Additional Research on Daily Protein
Several studies based on data collected from individuals engaged in vigorous aerobic exercise, on a regular basis, demonstrated higher daily protein needs more in line with 1.1 to 1.4 grams/kg/day. This by the way is about 38%-75% above the current RDA range. Various research groups have reported the optimal intake should be more in line with a protein range of 1.5 to 1.8 grams/kg/day; about 88% to 125% above the RDA.
A research paper published by Roger Fielding and his colleague cited “current recommended intakes of daily protein for strength and endurance athletes are 1.6 to 1.7 g/kg and 1.2 to 1.4 g/kg per day, respectively. They went on to mention that most athletes get enough protein in their diet. Where most typically get things wrong is with “the timing and nutritional content of the post-exercise meal, (is) often overlooked.”

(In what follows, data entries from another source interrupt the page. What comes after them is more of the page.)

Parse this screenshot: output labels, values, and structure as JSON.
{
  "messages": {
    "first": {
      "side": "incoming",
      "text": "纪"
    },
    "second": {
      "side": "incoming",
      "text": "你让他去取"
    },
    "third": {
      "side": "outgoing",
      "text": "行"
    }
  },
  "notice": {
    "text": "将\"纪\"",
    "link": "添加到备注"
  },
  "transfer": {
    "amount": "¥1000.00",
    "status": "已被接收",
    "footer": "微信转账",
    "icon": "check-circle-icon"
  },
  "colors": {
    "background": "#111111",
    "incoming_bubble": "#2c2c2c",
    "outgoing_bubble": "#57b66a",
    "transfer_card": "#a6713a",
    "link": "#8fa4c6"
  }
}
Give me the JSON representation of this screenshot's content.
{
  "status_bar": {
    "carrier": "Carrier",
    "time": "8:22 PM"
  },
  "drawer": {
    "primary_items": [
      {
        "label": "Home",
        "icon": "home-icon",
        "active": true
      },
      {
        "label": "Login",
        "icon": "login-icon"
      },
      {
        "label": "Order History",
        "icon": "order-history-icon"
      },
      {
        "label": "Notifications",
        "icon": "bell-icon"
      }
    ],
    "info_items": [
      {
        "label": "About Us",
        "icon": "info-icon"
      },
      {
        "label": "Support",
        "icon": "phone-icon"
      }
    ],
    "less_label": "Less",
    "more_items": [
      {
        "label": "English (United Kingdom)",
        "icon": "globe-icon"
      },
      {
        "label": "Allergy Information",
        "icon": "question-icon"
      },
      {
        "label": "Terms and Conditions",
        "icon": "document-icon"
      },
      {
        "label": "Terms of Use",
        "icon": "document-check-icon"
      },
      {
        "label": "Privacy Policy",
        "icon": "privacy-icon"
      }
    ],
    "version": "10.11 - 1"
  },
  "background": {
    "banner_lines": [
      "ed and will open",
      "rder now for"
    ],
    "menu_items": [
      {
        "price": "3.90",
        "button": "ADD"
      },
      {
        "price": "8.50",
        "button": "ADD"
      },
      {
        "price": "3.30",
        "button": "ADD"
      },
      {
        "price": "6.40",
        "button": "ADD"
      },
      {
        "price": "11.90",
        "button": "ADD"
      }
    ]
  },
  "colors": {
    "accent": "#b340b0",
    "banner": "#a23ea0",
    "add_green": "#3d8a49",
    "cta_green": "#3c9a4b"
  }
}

Current recommended protein intake could actually limit muscle growth. Dietary protein needs according to Lemon and colleagues, for physically active individuals, has been debated for centuries. The RDA guidelines are not going to change any time soon. The evidence supports a higher daily protein intake for individuals involved in strenuous physical activity, such as strength training. More in line with 1.1 to 1.8 grams/kg/day, in order to effectively increase lean muscle tissue. If you are not involved in regular exercise, the RDA of 0.8 grams/kg/day will suffice.
1. Lemon, PWR (2000). Protein metabolism during exercise. Exercise and Sport Science, 19-27.
2. Evans WJ et al. (1983). Protein metabolism and endurance exercise Phys Sports Med 11:63-72.
3. Friedman JE et al. (1989). Effect of chronic endurance exercise on the retention of dietary protein. Int J Sports Med 10:118-123.
4. Tarnoplosky MA (1992) et al. Evaluation of protein requirements for trained strength athletes. J Applied Physiology 73:1986-1995.
5. Lemon PWR, Tarnoplosky MA et al. (1992). Protein requirements and muscle mass/strength changes during intensive training in novice bodybuilders. J Applied Physiology 73:767-775.
6. Fielding, R, et al. (2002). What are the dietary protein requirements of physically active individuals? New evidence on the effects of exercise on protein utilization during post-exercise recovery. Nutr Clin Care, 5(4):191-6.